thestillpoint wrote:I did not factor that in when figuring out just the total amount I would owe, assuming I did not pay down any of the debt while in law school. However, I do plan to work at a firm for 2L summer, so I know that I could pay down some/most of the interest that was accruing while I was in school. Regardless, SFS confirmed that I would have accrued almost $50,000 in additional interest by graduation-- so it might be more like $20,000 if I put my 2L money towards that. That's on top of the projected $227,000 to cover tuition and living expenses.
However, I am also interested in a clerkship after graduation. It looks like clerkships *may* be LIPP eligible: "Graduates who intend to take a LIPP-qualifying position after the clerkship is completed are eligible for LIPP assistance under certain provisions." But this doesn't sound like a sure thing, especially since I don't think I'd be taking a LIPP eligible job directly afterwards-- so the 6 month grace period would run out during the clerkship, and I think I might have to save some of my money from 2L summer to ensure I could start making my loans payments while also covering the cost of living on a clerkship salary.
After multiple conversations with SFS, it looks like I'd owe between $3,000 - $3,500 a month for 10 years to pay off my loans. Even with a big law salary, that's an intimidating amount of money.
How are you arriving at the $50,000 figure? Economics/accounting is not my strong suit, but I'm struggling to understand how you could accrue that much interest in 3 years. Most loans have an annual interest rate of between 5-8% (HLS website says that Stafford is 6.8%, Perkins is 5%, and HLS loans are 7%). Stafford is unsubsidized, Perkins is subsidized, and HLS loans are a mixture, so not even all of these loans would generate interest while you were in school. Still, even if you assumed that all of your loans began accruing interest immediately, and they all had a rate of 8%, I don't see how ~75k a year in annual loans generates 50k in interest over a three year span.

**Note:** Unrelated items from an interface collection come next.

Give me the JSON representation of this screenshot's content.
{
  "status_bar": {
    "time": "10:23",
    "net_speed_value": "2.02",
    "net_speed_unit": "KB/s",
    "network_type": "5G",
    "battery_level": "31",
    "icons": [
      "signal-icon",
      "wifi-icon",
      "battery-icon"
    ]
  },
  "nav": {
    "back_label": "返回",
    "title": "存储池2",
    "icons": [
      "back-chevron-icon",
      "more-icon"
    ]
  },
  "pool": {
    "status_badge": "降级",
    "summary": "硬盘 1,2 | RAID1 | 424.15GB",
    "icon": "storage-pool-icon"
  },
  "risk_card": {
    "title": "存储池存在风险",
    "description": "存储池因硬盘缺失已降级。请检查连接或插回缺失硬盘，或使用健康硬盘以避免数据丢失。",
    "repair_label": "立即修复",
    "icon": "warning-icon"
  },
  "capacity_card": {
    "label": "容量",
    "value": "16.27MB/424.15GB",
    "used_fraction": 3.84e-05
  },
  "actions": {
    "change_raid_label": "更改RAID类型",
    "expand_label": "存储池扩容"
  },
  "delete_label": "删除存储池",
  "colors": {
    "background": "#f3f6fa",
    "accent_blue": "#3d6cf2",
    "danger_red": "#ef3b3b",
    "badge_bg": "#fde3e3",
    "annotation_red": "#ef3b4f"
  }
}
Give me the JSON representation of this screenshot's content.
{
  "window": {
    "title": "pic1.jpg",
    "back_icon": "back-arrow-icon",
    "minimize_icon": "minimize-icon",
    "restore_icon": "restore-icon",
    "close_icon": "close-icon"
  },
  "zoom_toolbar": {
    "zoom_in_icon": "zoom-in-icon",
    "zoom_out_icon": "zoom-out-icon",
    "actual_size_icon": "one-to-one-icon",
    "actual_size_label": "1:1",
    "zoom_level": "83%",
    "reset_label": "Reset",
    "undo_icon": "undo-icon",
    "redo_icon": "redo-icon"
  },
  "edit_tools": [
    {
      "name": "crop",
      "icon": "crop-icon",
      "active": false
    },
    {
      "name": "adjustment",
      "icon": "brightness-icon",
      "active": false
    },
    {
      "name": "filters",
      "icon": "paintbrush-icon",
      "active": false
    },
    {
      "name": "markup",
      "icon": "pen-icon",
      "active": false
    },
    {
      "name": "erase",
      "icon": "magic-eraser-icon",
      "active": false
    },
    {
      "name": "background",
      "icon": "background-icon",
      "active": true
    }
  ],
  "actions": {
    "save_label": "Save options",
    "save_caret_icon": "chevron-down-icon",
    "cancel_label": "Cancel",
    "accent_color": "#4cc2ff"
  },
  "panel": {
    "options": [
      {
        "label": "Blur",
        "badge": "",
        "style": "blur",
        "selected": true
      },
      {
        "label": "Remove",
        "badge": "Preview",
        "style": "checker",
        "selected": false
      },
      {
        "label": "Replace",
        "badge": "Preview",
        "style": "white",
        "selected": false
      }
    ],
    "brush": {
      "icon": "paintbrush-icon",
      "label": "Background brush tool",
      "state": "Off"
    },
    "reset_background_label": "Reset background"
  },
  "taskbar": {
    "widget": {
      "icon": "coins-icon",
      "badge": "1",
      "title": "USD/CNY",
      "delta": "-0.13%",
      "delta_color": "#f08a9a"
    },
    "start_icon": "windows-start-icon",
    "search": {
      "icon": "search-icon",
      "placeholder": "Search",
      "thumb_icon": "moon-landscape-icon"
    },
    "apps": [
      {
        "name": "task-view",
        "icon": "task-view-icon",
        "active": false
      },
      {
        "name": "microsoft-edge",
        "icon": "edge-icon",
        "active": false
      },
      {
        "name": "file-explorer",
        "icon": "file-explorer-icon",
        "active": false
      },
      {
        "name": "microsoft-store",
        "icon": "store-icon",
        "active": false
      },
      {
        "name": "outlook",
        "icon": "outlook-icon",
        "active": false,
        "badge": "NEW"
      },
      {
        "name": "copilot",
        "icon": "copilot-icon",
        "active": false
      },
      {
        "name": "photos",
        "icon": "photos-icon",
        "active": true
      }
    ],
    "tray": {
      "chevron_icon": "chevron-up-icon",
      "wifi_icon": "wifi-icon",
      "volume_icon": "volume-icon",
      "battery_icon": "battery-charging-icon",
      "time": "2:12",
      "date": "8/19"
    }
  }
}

I'm not suggesting that I'm right about this, given my limited understanding of the subject. I also haven't been able to apply for aid yet, so I don't have all the details laid out in front of me. I'd just be interested to know how you reached that number.
All of the loans I was offered were unsubsidized. Stafford loans have a 6.8% fixed interest rate, compounded quarterly, and I only received a small portion of my loans as Stafford Loans. I'm looking at taking out the vast majority as Federal DirectPLUS loans, which have a 7.9% interest rate, compounded annually. Not to mention that both of these types of loans have loan fees (the Stafford has a much lower fee though). Thus, half of the $75,000 to cover 1L year (this does presume taking out the full amount for living expenses, but also I cannot live on campus and Cambridge has a high COL) would start to accrue interest from this August when it is disbursed. The other half of the $75,000 would accrue interest starting from January when it is disbursed, and so on, until graduation.
When I did out the math for the amount of interest that would accrue before graduation, I was also very surprised at how high it is. Also, bear in mind, interest will continue to accrue during the "6 month grace period" after graduation before you enter the repayment period-- so it's really 3.5 years of accrued interest for some of those loans. I've spoken to two separate people in the SFS office, and both confirmed that this type of package generally accrues $40,000+ in interest by the time you begin repayment, assuming you do not pay your debt down while in school. Most students use income from their 2L summer to pay this down, but mostly that helps defray the cost of accrued interest rather than actually decreasing your loans.
I'm not sure whether you're in a similar situation, but feel free to PM me if so. I have the numbers I did out and went over with SFS. The second woman I spoke with (whose name I can give you) was particularly helpful -- and she said $380,000 to $400,000 is the ballpark total amount that would be paid back over 10 years if you only receive loans. I definitely encourage everyone to figure out the interest accruals you'll be looking at, I'm glad I took that advice they kept giving us at ASW!
ETA: Loan fees can definitely add up as well. According to SFS, it's a .05% loan fee on Stafford Loans and a 4% on the Direct GradPLUS loans. So if you need to borrow around $50,000 in GradPLUS loans each year -- that's an additional $1,000 for each disbursement, with $625 due at that time (so $3,750 total just for borrowing, since you will have loans disbursed six times while in school). Only 2.5% is due prior to disbursement, but ultimately you'll pay the full 4% fee on those loans if you decide to consolidate your debt or if you miss any of your payments in the first 12 months. So while my projected interest before repayment comes to around $41,000 -- I'm factoring in another $4,000 or so in loan fees as well.